In his chapter on "Rumpelstiltskin and the Decline of Female Productivity" in Fairy Tale as Myth/Myth as Fairy Tale, Professor Zipes writes
Rumpelstiltskin is a disturbing fairy tale, not because we never really know the identity of the tiny mysterious creature who spins so miraculously, even when he is named by the queen, the former miller's daughter.
This is a puzzling statement. I frequent blogs and fairy tale forums enough to know that the funny little man, his outlandish ability, and his absurd request for a necklace, then a ring, and last a child, are what intrigue readers and make the fairy tale stand out among its literary brethren. The fact that the tale ends with so many unanswered questions* is the premise of Vivian Vande Velde's delightful collection of stories, The Rumpelstiltskin Problem.
He writes further
It is disturbing because the focus of folklorists, psychoanalysts, and literary critics has centered on Rumpelstiltskin's name and his role in the tale despite the fact that the name is meaningless.
This also puzzles me, though I will try to avoid the amateurish desire to brood on the fact that only scholars and academics' opinions should determine why a fairy tale is memorable or important. In fairness, Professor Zipes is probably directing his book to an audience of folklorists, psychoanalysts, and literary critics, of which (I assume) you and I are not one.
I am more puzzled by the fact that the absence of meaning behind Rumpelstiltskin and his name is cause for his dismissal.
In any good tale or movie, the presence of an antagonist or conflict is crucial for its existence. Without a conflict, there would be no story.
The fact that Rumpelstiltskin's motivation, his nature, and the meaning behind his name is never revealed does not diminish the very real problem put to the miller's daughter. It could be said Rumpelstiltskin is disturbing because these unknowns are never disclosed, and not because we waste time wondering about the nondisclosure.
I believe the unknowns present a very real challenge to hearers and readers; that of knowing the nature of their sufferingss and difficulties. Of helplessness in the face of hardships. The inability to name a fear, to shed light on it, and with knowledge, to banish it into darkness.
Zipes says the mannikin's name
reveals nothing about Rumpelstiltskin's essence or identity. The naming simply banishes the threatening creature from interfering with the queen's life. Moreover, his role has always been presented in a misleading way. According to the Aarne-Thompson tale type 500, Rumpelstiltskin is categorized as a helper, though he is obviously a blackmailer and oppressor. (emphasis mine)

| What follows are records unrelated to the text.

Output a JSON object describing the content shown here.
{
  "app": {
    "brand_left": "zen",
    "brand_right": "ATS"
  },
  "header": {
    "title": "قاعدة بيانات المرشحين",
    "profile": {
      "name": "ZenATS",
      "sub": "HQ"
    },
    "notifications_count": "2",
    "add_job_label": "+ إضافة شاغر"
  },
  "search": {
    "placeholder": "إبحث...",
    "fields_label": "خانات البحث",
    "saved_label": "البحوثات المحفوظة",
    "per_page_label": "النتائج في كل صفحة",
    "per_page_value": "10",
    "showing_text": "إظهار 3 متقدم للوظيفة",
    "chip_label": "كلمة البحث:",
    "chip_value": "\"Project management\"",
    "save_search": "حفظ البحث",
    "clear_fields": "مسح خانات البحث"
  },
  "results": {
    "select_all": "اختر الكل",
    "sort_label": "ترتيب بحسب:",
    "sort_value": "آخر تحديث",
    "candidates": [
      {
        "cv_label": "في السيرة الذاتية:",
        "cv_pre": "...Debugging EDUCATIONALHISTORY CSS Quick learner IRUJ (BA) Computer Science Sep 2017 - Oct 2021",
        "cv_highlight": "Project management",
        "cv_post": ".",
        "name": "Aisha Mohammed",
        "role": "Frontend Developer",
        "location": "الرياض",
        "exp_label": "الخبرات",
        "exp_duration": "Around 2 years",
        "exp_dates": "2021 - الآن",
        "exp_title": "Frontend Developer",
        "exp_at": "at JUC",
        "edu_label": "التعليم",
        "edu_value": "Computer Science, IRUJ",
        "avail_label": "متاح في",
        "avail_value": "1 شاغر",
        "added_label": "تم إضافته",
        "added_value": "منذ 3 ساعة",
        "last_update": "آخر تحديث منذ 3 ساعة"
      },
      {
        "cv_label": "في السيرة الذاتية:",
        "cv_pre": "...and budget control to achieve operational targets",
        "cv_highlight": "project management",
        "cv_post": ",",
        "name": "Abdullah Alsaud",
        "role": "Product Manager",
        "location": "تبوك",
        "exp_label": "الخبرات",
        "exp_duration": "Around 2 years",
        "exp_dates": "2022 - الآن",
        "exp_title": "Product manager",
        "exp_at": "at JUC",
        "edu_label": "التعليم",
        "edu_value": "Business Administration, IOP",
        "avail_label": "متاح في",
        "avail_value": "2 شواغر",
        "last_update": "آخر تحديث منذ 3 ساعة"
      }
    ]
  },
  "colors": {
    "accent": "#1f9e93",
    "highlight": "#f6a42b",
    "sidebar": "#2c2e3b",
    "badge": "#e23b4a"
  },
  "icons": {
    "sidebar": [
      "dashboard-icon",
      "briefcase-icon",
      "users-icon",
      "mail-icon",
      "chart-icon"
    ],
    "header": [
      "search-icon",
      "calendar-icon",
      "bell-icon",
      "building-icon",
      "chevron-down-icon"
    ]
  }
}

Yet naming one's enemy** is an ancient tradition that gives a person power over the one who has been named. Finally, I am puzzled as to why, if it is so obvious that Rumpelstiltskin is a blackmailer and oppressor, gifted storytellers have successfully depicted him as a sympathetic antagonist, or even anti-hero?
"In short," the paragraph concludes, "the categorization has strangely resulted in concern for a villain whose name is just as meaningless as the scholarship that has been absorbed in naming him."
The lack of knowledge about the identity and motivations of Rumpelstiltskin can be very significant to those who have ever faced an obstacle they did not know how to overcome. And, as is the way with myth and fairy tales--and poetry--it is in the not-telling, the leaving-blank, the things-left-unsaid that their meanings and power take shape and form, that the tales become the subject of discussion, that folklorists, psychoanalysts, and literary critics are still pondering their significance today.
* Even what are called "answers" by a fairy tale standard, which can sometimes be more obtuse than revealing. As in Bluebeard: we know the other wives died because they opened the door--but what did the first one do to deserve death?
** Or even one's ally. I am by no means a Jewish scholar, but I understand that in their tradition, knowing the name of the Hebrew God is a sacred privilege.